The Mount Pleasant Planning Commission recommended the rezoning request at its Jan. 5 meeting and the proposal now goes to the City Commission.

Commissioners must hold a public hearing before deciding on the matter. The earliest date the hearing could be scheduled for is on their first meeting in February. If the commission approves the request, it would take 30 days for the rezoning to take effect.

McGuirk has been working on the purchase of the SBX building since fall and said the property’s location is what interested him. He said the building’s history of vacancies and being surrounded by residential areas has left the property commercially unviable.

“When you look big picture and at the surrounding area, you could conclude that a multi-family housing unit close to the university would make the most sense,” McGuirk said. “I have no problem at all with Kaya Coffee (House) and I want to see them successful. I’m just working to come up with the best options for that property that make sense.”

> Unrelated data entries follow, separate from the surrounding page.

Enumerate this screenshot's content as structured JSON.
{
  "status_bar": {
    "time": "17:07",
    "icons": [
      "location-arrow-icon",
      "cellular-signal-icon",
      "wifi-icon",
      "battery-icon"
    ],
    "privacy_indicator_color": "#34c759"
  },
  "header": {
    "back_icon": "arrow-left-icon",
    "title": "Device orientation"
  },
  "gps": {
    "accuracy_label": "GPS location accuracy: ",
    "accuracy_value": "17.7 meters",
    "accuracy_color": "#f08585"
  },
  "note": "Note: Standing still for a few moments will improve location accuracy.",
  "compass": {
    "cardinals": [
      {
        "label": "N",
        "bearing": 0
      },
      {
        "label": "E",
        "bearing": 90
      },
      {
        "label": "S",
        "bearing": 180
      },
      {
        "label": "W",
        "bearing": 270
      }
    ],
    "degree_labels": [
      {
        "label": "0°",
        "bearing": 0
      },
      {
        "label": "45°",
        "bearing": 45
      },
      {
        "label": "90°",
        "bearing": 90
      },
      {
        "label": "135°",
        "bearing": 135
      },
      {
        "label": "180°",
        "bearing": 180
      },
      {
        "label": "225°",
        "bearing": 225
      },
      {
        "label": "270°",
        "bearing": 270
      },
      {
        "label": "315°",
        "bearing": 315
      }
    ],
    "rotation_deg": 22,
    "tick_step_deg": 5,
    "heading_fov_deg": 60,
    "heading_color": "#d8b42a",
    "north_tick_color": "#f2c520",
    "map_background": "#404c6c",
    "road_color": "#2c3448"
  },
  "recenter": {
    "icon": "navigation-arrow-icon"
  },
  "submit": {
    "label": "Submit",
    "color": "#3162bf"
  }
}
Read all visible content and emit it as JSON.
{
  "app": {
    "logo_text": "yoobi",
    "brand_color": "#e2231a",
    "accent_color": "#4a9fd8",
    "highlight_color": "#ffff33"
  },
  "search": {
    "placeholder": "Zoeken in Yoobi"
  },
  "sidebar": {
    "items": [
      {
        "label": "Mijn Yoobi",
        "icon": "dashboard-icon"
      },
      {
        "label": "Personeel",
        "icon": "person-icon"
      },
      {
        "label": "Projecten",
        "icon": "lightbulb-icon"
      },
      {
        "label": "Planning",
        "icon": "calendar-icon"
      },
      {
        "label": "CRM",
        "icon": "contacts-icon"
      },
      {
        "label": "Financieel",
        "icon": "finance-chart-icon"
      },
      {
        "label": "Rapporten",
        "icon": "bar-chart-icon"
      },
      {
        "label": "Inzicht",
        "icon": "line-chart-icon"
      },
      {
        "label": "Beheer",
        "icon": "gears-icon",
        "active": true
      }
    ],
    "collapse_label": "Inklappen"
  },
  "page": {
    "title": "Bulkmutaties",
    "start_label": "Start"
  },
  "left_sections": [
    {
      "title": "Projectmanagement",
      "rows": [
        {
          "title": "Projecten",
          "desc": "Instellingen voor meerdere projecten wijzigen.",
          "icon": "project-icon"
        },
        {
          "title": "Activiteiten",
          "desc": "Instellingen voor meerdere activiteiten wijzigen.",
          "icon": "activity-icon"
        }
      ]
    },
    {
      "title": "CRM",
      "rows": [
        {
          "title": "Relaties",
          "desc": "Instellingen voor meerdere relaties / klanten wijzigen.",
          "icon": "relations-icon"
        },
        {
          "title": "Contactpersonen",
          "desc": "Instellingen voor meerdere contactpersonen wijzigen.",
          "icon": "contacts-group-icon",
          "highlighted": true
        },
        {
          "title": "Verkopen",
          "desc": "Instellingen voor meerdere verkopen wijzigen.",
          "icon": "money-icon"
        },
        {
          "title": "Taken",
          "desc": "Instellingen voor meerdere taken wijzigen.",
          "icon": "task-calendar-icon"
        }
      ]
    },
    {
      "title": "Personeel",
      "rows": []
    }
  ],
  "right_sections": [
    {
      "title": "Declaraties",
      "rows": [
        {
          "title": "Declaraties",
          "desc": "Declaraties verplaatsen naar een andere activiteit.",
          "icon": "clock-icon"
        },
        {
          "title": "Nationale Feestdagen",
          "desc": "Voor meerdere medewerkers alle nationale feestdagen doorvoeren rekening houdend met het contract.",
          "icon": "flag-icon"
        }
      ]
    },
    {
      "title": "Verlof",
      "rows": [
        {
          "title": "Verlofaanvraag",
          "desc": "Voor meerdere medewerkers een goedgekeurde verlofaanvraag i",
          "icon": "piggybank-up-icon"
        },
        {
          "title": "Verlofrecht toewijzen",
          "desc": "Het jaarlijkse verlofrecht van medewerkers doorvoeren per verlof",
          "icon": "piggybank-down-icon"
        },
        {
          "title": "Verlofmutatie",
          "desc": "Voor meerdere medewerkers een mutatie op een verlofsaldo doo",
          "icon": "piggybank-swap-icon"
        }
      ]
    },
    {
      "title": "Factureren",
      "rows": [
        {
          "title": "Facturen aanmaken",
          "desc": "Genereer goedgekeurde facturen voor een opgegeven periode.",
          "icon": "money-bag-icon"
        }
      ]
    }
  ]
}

Chambers and Miller took ownership of Kaya in 2015, almost a year after the SBX closed. If the sale goes through, Kaya would have 90 days to relocate, Miller said.

“We have met with a realtor and are meeting with another,” Chambers added. “Obviously, we want as much as we can to stay where we are. We took ownership to keep this place as original as when it was founded.”

Chambers and Miller frequented the coffee shop during their time as students at Central Michigan University and said they would prefer the building be converted into a mixed-use facility.

A mixed-use arrangement allows businesses and renters to share a property. 

With Mount Pleasant’s current zoning ordinance, and the lack of parking near the building, there isn’t an effective way to make the building mixed-use, said City Planner Jacob Kain. Mount Pleasant is taking steps to implement a new zoning code, but the process could take anywhere from six to 12 months.

There is very little information available about what that new code would include or how it will be implemented, Kain said.

“But with this new code I’m expecting that all properties in the city, including this one, will receive new designations,” he added.

Since news of the possible sale of the building broke, Kaya has received hundreds of phone calls voicing support, Miller said.

“It’s a testament to how much it means to students in the university,” Chambers added. “The amount of support from alumni and current students show that this place is an icon.”

Miller and Chambers said that Kaya has been doing well financially, but during the Jan. 5 Planning Commission meeting, Commissioner Tim Driessnack, who once owned a coffee shop, highlighted the difficulty of competing with the university and the lack of demand in the area.

“Markets change,” Driessnack said. “There may be some mixed commercial and residential use but it’s going to be market-driven. From my personal experience it would be very tough and as a developer, I would be afraid of it.”